Meanwhile, companies that have applied for and received Paycheck Protection Program (PPP) funds under the Coronavirus Aid, Relief and Economic Security (CARES) Act can breathe a sigh of relief knowing that these forgivable loans will enable their employees for the stay gainfully employed for the next few weeks.
The next phase will be the issuance of a loan waiver, and that requires several accounting considerations, starting with how a company should account for the revenue from PPP. There are essentially two options.
Since a PPP loan is legally considered a debt, it can be accounted for in accordance with Accounting Standards Codification (ASC) 470 whether or not the loan has been waived. Additionally, if the company expects the PPP criteria for forgiveness to be met in full, it can book the proceeds as if it were a government grant. In any event, PPP beneficiaries should include a clear disclosure of the loan in their financial statements.
Under the ASC 470 or debt model, a company receiving a PPP loan would recognize a liability in full for the proceeds received and accrue 1% interest. Under the debt model, borrowers are required to formally apply for loan relief, including submitting documents to verify the existence and accuracy of qualified expenses. The profit resulting from the loan waiver is measured on the basis of the net book value of the PPP loan, which – if waived – should include accrued interest and unamortized deferred financing costs in relation to the recoverable portion of the loan. This gain should be recorded as a separate line item in the income statement.
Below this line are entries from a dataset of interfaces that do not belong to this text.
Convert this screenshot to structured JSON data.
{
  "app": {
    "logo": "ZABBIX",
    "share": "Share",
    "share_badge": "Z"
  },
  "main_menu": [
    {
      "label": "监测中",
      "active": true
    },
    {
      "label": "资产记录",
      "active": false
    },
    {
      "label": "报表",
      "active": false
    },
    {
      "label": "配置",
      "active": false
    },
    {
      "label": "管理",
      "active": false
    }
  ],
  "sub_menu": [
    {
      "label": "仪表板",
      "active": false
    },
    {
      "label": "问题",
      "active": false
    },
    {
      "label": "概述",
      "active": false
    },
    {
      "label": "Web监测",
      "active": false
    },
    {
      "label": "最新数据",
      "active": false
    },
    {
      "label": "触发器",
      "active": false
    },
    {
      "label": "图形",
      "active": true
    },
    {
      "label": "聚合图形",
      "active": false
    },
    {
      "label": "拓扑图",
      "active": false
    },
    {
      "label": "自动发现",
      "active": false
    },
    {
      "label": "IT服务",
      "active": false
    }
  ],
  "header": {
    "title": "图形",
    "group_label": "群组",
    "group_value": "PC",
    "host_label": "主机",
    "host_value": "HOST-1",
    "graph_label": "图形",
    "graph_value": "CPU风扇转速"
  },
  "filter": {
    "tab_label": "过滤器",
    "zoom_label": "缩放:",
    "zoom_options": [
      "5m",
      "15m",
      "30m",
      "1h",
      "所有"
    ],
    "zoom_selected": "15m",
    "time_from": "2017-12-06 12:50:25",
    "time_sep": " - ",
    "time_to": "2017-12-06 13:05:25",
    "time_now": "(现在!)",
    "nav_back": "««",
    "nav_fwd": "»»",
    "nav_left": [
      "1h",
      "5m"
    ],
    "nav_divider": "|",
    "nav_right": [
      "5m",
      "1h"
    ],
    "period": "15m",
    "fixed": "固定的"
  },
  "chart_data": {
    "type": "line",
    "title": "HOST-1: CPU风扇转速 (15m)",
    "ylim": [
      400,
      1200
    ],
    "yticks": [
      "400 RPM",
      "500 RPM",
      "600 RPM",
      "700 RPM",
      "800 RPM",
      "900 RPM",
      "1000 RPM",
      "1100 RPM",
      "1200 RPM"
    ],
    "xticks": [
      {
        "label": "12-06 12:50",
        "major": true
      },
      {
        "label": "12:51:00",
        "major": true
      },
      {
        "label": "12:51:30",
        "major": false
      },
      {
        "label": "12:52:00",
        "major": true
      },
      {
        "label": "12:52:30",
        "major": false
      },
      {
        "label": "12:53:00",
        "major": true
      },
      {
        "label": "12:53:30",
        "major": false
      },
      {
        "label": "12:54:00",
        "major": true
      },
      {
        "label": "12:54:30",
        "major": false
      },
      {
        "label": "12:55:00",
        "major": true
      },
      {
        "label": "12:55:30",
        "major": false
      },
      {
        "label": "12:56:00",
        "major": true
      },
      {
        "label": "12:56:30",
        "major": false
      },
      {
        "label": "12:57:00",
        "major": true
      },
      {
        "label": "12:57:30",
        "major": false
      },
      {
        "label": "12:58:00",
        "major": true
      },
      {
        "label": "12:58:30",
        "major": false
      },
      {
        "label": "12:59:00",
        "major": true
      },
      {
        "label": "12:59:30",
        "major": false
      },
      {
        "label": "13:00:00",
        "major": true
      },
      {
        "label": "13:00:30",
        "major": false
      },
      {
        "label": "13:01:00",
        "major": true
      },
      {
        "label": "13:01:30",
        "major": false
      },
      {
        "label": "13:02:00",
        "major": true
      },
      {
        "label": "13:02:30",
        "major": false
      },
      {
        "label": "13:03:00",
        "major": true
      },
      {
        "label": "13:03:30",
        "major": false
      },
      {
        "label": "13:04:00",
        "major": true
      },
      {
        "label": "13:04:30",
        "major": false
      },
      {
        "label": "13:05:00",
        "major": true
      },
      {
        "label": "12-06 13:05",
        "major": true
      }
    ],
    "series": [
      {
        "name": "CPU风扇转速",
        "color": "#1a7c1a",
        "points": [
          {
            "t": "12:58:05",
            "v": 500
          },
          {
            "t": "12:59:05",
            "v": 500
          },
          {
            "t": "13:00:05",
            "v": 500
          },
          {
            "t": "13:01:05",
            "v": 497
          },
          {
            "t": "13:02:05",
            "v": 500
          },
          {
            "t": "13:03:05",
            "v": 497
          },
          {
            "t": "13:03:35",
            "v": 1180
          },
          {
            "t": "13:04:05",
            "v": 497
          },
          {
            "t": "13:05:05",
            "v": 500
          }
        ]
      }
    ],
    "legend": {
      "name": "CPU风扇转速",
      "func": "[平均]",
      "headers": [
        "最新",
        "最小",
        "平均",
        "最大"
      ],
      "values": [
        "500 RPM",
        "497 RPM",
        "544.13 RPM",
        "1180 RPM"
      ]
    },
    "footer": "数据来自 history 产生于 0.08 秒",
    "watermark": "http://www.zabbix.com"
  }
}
For the purposes of the cash flow statement, PPP revenues recognized as liabilities would be reported as cash inflow from financing activities. All amounts repaid would be reported as an outflow of funds from financing activities and amounts waived would be reported as a non-cash financing activity.
When a company moves to the public grant model, if it expects to meet the eligibility and loan waiver criteria, it may essentially account for the yielding PPP loan as a government grant earned by complying with the loan waiver criteria. If the company does not expect to meet the PPP eligibility and loan waiver criteria, the proceeds should be accounted for as debt as discussed above.
US GAAP does not address how for-profit corporations should account for government grants that are not in the form of a tax credit or revenue from a contract with a customer. As such, companies must determine appropriate accounting by analogy with other guidelines. However, a company that accounts for PPP revenue as a government grant must continually reassess its ability to meet the waiver conditions and potentially reverse earnings if it can no longer support a conclusion that it expects to meet the conditions . A nonprofit receiving a government grant should apply ASC 958-605 and recognize loan waiver as a qualifying expense.
Regardless of whether you opt for the debt or the grant model, all related qualifying expenses should continue to be recognized in profit or loss. Payroll, rent, utilities, and mortgage interest are costs that should be reported in the income statement per custom.
We understand – there is much to know about this welcome but sometimes confusing program. Additional regulatory guidance may be in the pipeline, but in the meantime a professional financial services firm should be able to address any issues related to PPP accounting considerations.
Janet Prisloe, CPA, is Industry Partner Leader – Manufacturing and Distribution for blumshapiro. To learn more, visit blumshapiro.com.